[Dataset items]
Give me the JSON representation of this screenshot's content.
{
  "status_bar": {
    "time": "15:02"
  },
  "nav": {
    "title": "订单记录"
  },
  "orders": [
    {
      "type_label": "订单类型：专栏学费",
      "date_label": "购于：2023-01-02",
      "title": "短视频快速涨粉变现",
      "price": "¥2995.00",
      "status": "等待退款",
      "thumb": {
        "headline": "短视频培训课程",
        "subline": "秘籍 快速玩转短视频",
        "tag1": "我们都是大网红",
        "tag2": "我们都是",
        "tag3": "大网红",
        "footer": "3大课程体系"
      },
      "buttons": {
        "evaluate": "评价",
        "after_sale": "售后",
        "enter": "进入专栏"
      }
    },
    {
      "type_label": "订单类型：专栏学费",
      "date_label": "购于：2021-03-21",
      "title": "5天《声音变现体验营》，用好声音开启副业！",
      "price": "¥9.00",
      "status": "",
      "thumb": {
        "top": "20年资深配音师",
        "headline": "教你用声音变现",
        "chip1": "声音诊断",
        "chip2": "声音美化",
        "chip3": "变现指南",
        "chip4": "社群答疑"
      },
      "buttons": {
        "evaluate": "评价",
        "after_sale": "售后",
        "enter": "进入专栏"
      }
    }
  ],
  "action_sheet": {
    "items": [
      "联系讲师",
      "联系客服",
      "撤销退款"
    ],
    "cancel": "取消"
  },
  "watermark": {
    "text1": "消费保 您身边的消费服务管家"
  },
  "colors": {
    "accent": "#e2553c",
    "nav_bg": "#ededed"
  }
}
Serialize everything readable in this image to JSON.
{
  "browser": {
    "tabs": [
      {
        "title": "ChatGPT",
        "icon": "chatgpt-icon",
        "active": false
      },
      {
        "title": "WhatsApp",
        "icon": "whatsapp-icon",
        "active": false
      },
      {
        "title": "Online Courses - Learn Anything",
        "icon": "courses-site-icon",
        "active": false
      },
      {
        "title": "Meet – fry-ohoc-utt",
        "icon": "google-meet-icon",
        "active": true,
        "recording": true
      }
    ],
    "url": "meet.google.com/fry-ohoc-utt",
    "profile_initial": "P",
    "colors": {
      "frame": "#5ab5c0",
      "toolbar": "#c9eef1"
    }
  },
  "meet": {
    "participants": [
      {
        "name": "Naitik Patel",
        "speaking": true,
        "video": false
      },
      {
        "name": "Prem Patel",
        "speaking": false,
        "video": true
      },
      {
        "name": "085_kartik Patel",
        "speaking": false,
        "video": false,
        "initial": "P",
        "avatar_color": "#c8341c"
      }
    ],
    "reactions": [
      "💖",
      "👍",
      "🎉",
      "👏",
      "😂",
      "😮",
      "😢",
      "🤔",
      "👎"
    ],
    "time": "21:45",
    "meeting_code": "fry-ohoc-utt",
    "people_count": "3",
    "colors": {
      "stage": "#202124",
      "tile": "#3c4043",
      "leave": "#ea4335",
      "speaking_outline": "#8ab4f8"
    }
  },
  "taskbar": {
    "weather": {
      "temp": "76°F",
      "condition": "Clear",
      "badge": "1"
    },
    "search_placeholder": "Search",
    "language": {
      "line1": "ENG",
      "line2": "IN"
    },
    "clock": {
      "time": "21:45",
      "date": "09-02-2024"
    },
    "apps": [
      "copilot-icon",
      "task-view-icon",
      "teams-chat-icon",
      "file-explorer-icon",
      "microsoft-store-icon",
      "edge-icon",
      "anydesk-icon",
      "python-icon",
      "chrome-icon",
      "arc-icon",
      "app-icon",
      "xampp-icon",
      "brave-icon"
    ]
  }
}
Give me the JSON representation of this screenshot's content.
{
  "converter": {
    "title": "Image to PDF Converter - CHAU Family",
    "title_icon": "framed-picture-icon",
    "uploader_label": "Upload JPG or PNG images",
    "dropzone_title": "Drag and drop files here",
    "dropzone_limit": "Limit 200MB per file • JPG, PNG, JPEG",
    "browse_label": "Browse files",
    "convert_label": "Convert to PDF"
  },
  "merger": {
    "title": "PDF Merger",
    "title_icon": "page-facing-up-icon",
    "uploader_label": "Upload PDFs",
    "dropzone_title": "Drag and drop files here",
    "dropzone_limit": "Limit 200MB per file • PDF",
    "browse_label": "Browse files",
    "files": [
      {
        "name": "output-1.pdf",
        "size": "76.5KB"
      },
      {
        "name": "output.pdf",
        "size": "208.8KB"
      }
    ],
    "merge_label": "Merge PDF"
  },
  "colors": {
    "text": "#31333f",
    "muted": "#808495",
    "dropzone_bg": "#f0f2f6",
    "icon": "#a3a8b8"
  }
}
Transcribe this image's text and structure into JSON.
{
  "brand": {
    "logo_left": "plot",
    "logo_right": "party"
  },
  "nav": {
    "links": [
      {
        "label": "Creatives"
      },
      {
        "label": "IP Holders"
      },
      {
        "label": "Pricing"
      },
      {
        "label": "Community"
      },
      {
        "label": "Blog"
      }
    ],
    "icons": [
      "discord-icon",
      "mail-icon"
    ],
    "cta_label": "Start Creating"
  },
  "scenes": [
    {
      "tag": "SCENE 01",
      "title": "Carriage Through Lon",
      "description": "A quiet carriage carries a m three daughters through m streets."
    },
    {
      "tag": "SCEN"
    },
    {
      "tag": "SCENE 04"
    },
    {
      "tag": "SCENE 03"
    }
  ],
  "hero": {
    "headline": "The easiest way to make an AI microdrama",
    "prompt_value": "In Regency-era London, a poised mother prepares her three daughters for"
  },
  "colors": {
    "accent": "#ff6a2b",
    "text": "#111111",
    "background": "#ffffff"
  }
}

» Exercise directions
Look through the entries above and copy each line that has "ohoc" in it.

» Written answer
        "title": "Meet – fry-ohoc-utt",
    "url": "meet.google.com/fry-ohoc-utt",
    "meeting_code": "fry-ohoc-utt",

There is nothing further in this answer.